# [ACTIVITY]
Scan the records for "JSON". Show the matching lines.

# [DATA TO PROCESS]
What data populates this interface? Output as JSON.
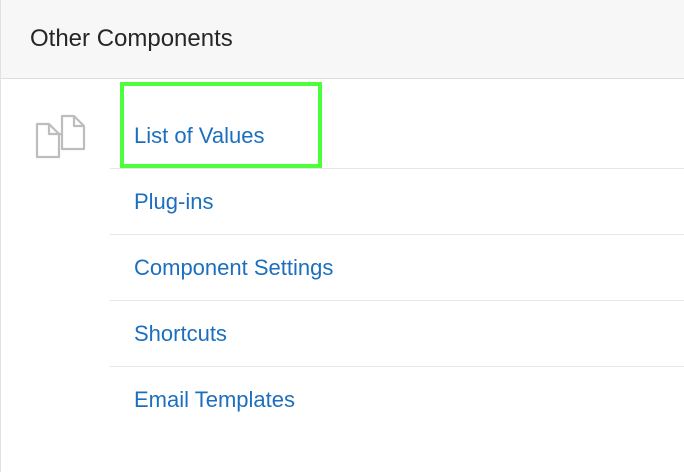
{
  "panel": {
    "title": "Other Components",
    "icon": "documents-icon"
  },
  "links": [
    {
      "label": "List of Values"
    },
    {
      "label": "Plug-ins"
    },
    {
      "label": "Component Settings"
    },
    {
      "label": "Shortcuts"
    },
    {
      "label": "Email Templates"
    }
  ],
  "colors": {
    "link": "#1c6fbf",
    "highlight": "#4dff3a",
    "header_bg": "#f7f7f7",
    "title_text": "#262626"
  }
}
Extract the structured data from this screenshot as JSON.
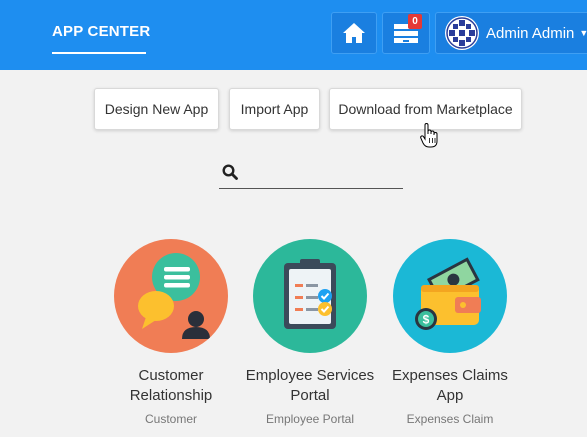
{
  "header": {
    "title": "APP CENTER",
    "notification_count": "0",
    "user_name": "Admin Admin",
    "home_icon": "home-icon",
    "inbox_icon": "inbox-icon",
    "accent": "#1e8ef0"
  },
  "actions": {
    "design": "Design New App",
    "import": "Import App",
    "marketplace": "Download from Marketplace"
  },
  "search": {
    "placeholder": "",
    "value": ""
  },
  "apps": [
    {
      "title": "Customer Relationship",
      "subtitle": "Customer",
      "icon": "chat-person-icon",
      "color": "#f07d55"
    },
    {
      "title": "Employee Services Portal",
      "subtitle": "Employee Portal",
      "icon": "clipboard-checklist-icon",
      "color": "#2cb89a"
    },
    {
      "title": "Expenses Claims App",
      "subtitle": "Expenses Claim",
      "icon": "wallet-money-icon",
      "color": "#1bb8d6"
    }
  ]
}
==
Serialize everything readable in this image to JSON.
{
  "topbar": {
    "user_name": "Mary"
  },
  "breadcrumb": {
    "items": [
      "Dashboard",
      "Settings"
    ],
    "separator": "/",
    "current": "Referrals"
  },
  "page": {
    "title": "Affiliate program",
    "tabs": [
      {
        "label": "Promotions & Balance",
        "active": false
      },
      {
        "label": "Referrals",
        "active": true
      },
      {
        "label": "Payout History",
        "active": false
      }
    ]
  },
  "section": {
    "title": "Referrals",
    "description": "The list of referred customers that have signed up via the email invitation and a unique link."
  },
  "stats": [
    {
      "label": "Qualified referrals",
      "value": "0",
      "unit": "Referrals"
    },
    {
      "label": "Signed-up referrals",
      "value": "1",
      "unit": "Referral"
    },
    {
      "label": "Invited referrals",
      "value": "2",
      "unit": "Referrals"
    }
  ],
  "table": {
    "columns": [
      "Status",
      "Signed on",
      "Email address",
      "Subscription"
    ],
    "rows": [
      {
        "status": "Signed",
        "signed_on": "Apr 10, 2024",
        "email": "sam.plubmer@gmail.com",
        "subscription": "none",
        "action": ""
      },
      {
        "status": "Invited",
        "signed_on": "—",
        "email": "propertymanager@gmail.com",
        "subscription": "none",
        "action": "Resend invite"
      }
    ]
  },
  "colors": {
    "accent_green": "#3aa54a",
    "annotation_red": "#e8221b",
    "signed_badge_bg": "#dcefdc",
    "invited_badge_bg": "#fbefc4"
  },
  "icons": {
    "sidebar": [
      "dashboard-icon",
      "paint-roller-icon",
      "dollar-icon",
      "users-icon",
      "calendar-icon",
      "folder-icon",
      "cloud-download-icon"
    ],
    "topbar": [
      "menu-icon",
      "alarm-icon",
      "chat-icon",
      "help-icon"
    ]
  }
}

# [RESPONSE BOX]
What data populates this interface? Output as JSON.
Extract the structured data from this screenshot as JSON.
Serialize everything readable in this image to JSON.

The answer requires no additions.